=== WHAT TO DO ===
Going line by line through the records below, count those with the word "title" and give only the count.

[Saved data entries]
# # # # #
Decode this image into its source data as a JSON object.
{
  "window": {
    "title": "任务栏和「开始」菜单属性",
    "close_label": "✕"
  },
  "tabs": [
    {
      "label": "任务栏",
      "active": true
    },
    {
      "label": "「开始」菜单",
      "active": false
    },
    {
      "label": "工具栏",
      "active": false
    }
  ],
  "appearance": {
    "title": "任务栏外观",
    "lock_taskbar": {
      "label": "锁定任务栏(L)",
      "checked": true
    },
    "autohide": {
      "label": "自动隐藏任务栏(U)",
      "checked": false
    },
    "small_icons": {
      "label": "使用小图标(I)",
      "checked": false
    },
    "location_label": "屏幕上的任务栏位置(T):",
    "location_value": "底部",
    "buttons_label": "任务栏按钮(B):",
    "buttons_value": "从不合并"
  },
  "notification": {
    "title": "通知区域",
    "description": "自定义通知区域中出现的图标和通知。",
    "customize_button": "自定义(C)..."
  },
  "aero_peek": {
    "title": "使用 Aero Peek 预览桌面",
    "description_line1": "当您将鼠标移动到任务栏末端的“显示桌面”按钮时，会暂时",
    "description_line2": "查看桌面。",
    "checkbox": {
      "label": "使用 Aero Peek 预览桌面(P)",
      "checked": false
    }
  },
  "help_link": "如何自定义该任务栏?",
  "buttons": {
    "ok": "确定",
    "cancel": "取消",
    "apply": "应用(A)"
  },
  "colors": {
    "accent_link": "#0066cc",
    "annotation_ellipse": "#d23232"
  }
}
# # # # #
=== SOLUTION ===
4